UN court defines border in Romania-Ukraine row

The United Nations’s highest court, the International Court of Justice, on Tuesday defined the Black Sea border between Romania and Ukraine, settling a decades-old dispute over an area said to contain oil.

The court essentially marked the border halfway between the coasts of the two countries.

Romania took the matter to the UN court in 2004 after six bilateral negotiations collapsed over the boundary of the Black Sea’s continent shelf—a source of economic rivalry for decades.

The court in September examined the dispute between the two countries, notably over the small Serpents’ Island, where natural gas and oil deposits are thought to be concentrated.
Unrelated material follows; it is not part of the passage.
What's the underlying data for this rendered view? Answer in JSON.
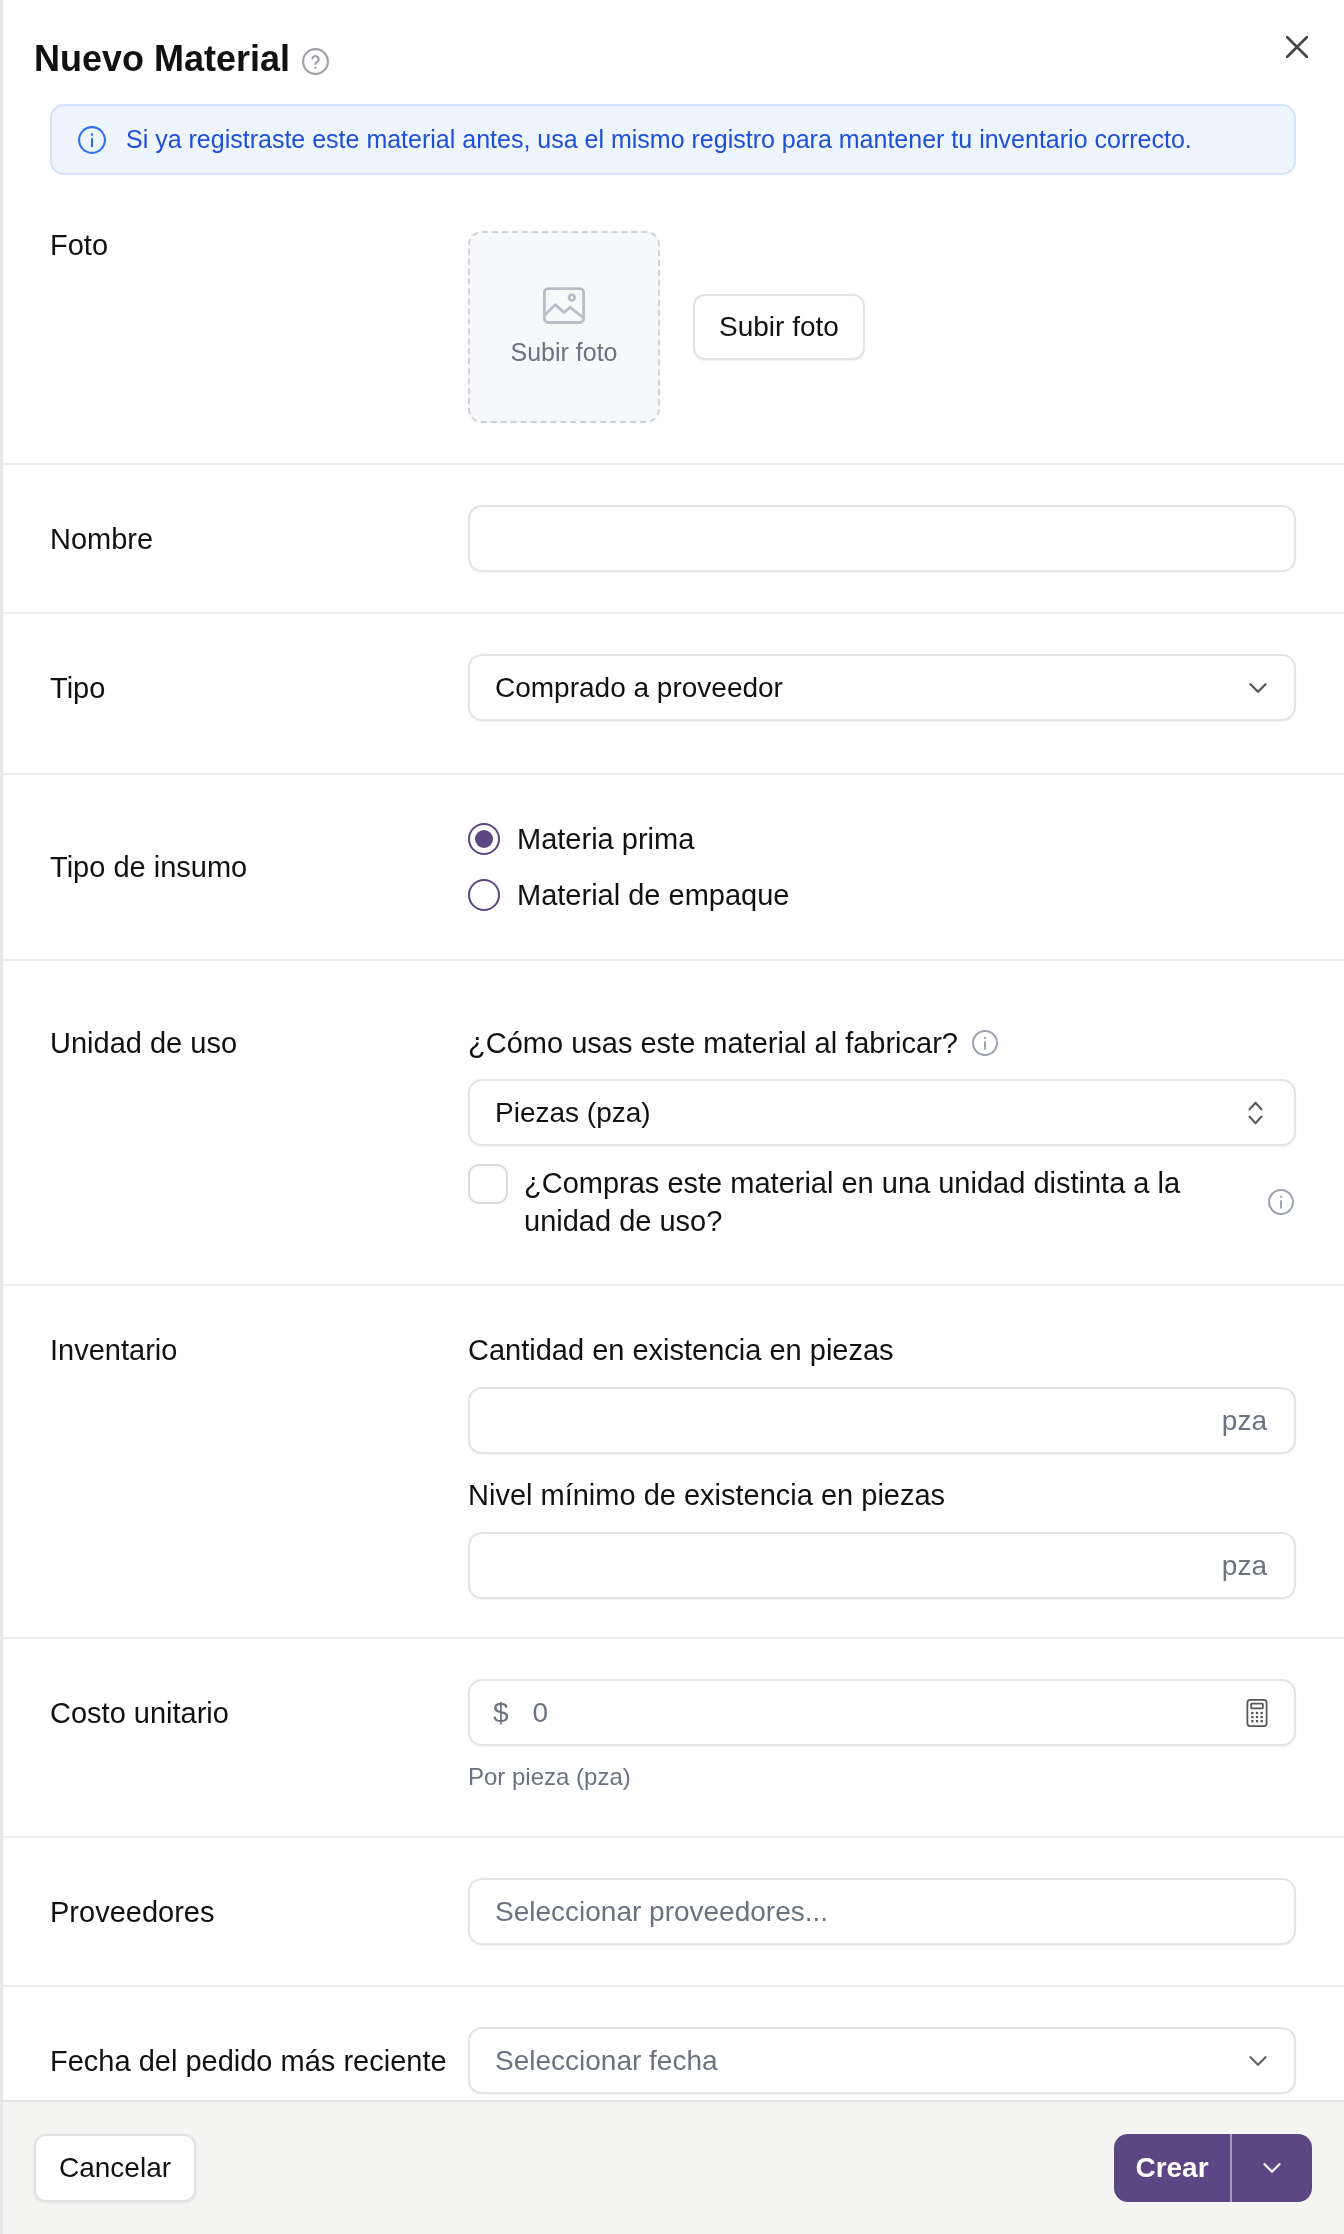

Kiev has plans to create an exclusive economic zone (EEZ) in an area around the uninhabited 17ha islet, whose ownership has shifted over the years.

Located some 20 nautical miles off the Danube delta, Serpents’ Island was owned by Romania until 1948 when it was ceded to the then Soviet Union.

After the dissolution of the USSR, which used it as a military base, Serpents’ Island formally became part of the territory of newly independent Ukraine.

Romanian experts have estimated the disputed area in the north-western part of the Black Sea may contain 100 billion cubic metres of gas.

And Romania alleges the Serpents’ Island is a “rock” unable to sustain human habitation or an economic life of its own, thereby failing to qualify for EEZ status. Ukraine disputes this.—AFP


Client Media Releases

Survey rejects one-sided views on e-tolls
Huawei forms partnerships to boost ICT skills development
North-West University Faculty of Law has a firm foundation
Humanities lecturer wins Young Linguist Award
Is your organisation ready for the cloud (r)evolution?